Those surveyed believe that increasing sales volume is the best way to grow the business value of a company. But the lack of a sound corporate strategy actually undermines their ability to fuel long-term growth, says Strategy & Operations Partner Guy Barthell. The reason: without a clear plan of attack, there’s greater potential for management to be impulsive or reactive. This can cause leaders to move the company into areas beyond its core competencies, where it cannot compete effectively.

“Most approaches to strategic planning forget this step – determining where your company is now, and where you want it to be a year from now. But how can you craft a strategic plan when you don’t have a clear consensus on where to start?”
— Dominic Deneault

Every company needs to chart a course
It may sound simple, but the most important aspect of developing a long-term strategic plan is to determine precisely where your company is now, and where you want it to be a year from now. “Most approaches to strategic planning forget this step,” explains Deneault. “But how can you craft a strategic plan when you don’t have a clear consensus on where to start?”

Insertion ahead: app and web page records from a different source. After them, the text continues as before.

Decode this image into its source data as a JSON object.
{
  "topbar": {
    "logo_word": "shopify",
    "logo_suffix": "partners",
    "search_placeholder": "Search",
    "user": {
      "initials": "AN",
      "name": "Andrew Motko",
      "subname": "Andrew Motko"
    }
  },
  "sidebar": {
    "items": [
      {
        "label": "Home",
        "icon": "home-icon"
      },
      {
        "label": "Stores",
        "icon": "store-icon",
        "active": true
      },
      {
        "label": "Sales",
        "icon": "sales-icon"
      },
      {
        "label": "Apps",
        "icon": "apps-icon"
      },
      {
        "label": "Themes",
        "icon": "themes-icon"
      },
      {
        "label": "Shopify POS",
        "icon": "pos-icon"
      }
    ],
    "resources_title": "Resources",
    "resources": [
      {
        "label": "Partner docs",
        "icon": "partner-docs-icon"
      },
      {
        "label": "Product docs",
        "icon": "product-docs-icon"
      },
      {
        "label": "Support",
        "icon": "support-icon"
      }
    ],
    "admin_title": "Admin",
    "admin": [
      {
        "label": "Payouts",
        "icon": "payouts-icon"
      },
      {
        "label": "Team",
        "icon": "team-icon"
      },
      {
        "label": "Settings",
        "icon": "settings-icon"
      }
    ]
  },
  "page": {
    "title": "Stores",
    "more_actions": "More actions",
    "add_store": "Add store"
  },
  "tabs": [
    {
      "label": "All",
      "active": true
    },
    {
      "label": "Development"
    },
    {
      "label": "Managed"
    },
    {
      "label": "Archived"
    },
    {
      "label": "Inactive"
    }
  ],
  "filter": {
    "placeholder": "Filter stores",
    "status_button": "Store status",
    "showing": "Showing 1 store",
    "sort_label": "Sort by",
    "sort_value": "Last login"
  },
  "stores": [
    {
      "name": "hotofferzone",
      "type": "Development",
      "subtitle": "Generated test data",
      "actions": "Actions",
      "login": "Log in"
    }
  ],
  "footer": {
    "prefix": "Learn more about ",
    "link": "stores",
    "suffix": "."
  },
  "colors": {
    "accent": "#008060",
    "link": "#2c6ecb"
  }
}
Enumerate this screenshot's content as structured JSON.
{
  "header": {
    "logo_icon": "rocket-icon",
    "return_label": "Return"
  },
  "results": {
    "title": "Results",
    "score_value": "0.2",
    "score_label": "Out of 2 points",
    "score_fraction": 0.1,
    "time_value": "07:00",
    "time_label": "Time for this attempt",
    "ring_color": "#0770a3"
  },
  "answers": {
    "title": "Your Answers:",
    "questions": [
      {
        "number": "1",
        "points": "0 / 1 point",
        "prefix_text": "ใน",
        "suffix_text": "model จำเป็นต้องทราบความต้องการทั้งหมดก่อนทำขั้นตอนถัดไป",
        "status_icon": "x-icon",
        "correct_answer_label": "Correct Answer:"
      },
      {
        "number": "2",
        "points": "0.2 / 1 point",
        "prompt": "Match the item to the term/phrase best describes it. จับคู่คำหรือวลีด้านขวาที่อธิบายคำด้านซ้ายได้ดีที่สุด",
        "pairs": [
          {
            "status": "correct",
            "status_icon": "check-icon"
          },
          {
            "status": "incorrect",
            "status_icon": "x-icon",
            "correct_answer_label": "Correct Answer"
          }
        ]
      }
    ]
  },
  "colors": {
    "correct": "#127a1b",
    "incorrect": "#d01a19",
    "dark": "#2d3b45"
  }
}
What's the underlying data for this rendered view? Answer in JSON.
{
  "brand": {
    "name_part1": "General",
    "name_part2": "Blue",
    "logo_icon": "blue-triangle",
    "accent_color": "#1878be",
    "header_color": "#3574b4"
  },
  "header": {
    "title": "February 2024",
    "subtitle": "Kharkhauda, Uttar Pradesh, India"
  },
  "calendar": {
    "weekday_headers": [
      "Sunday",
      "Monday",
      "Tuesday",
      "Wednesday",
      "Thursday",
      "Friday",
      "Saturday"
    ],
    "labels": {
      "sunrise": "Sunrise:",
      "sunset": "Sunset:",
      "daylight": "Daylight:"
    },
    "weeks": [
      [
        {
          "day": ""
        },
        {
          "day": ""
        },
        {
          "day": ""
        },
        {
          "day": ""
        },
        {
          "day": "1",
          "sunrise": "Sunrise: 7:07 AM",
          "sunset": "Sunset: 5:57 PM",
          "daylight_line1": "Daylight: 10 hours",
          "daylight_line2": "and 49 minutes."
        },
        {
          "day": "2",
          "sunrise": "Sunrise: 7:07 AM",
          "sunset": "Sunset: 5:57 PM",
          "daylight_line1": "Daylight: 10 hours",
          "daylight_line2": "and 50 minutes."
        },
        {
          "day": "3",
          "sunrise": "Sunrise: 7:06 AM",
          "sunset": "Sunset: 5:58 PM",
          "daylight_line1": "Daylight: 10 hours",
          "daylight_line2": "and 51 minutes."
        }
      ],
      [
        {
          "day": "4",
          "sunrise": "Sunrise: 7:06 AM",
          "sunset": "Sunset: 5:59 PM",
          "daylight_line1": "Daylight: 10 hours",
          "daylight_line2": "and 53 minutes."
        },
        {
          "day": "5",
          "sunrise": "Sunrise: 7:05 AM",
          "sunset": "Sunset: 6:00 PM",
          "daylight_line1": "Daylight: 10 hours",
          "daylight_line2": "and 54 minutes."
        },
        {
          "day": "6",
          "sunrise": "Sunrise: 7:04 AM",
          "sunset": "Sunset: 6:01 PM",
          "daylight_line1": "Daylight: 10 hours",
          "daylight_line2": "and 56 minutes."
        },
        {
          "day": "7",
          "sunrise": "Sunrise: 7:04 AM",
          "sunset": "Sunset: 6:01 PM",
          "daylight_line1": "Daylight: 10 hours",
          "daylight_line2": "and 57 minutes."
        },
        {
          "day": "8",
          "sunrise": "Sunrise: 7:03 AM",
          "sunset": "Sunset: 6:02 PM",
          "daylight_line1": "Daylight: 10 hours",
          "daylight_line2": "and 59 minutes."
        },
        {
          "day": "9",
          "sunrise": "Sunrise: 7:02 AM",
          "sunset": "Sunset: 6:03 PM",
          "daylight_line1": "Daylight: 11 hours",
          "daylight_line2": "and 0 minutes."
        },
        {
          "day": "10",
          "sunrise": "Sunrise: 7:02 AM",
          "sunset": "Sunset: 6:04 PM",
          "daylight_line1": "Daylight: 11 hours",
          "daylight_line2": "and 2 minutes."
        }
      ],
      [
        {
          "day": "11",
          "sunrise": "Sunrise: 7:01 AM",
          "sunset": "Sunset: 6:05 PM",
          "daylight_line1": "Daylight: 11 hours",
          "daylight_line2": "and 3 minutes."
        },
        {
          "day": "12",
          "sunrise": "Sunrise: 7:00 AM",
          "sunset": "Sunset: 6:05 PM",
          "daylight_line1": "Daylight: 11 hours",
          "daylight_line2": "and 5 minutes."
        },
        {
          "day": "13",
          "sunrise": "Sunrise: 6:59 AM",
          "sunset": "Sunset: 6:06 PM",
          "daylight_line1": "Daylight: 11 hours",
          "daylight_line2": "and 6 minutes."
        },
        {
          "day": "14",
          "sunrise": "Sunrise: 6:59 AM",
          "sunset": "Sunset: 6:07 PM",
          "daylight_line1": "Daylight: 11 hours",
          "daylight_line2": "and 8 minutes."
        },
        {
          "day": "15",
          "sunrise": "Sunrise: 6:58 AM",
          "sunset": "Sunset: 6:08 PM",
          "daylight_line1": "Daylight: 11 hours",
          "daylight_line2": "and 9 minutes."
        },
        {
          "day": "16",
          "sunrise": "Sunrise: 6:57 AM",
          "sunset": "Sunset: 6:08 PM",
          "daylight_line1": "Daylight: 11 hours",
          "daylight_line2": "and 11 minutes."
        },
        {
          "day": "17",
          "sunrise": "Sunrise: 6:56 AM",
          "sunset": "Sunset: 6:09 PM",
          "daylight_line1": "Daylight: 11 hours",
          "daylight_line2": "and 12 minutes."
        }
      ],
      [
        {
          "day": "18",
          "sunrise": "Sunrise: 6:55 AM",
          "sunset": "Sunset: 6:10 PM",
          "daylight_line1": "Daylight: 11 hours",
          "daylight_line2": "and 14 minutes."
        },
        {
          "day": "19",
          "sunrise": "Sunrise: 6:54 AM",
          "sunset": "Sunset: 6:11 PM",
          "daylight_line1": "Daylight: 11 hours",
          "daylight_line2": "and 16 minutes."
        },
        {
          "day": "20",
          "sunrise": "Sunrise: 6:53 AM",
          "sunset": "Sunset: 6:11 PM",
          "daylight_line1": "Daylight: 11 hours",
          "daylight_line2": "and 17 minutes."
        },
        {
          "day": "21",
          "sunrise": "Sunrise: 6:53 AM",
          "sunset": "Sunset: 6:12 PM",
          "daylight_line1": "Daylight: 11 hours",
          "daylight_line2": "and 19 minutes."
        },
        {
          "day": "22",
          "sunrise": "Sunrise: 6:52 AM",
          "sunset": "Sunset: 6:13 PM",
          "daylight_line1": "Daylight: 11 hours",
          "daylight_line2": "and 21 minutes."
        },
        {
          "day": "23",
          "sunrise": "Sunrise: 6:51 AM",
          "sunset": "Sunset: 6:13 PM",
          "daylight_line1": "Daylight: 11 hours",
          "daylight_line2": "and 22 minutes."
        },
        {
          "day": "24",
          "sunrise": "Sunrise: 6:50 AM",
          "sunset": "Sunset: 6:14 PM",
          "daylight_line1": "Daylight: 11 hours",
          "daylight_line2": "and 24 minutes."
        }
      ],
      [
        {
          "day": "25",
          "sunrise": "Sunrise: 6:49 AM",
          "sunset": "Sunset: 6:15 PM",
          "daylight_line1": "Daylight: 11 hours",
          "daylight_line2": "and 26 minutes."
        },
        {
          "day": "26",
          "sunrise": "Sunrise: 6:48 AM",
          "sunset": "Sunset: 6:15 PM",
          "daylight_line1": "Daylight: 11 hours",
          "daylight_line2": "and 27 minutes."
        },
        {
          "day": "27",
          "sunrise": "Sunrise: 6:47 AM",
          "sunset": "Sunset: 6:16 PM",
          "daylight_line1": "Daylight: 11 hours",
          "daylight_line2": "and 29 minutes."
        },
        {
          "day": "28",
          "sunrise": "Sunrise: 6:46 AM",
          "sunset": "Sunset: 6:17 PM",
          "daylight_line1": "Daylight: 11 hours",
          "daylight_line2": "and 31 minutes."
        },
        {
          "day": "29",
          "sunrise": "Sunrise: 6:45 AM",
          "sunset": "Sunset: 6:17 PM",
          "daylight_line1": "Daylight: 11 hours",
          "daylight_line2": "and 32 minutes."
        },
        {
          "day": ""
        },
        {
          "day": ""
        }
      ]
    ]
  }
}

Once the leadership has clearly determined where it wants to go, the next step is to articulate a strategic plan that sets out concise, measurable objectives to help the company reach its destination. The plan should include 10 to 15 specific strategies that will collectively help the company achieve its targets. Each of those strategies should be seen as a call to arms, says Deneault. Management should also assign each strategy to a “champion” or watchdog accountable for its execution.

A clear growth strategy can have unexpected benefits
Creating and implementing a strategy will not only set the company on a clearly articulated course to growth; it will also produce positive side effects. Having a strategic plan can improve teamwork and boost morale, simply by engaging as many employees as possible. Secondly, following a clear route can have a positive impact on employee retention. “If an organization is going in one direction one day, another direction the next day, and a totally new direction the following week — that kind of organization is much more likely to lose its people,” Barthell observes.

In fact, an owner without a strategy may run the risk of losing the company. “This is a huge risk in comparison to the small amount of time an entrepreneur saves by running the company like a one-man show,” says Deneault. “That kind of manager can end up surrounded by a team of weak employees, because no one with real talent would be interested in working with them.” To put themselves on the route to success, private company owners must take the time to articulate their growth strategy, then engage all employees in executing it together.

 
Five key steps to designing a strategy
  1. Analyze the current situation. Determining where your company stands is an important first step that some managers forget. Ask yourself, “Where are we now?”
     
  2. Set a clear strategic direction. Use mission and vision statements to articulate goals, then set out an action plan for how to reach them. Focus on your competitive advantages.
     
  3. Develop a coherent set of strategies. Outline 10 to 15 strategies and assign them to key employees to implement.
     
  4. Establish a detailed action plan. Include benchmarks and scorecards for monitoring progress. “Assign a champion to measure your progress,” says Barthell.
     
  5. Align the organization. Make sure you disseminate the strategy to all employees. “If changes must be made to ensure implementation,” says Barthell, “do it, and do it fast.”

Deloitte Image  Learn more about sustainable growth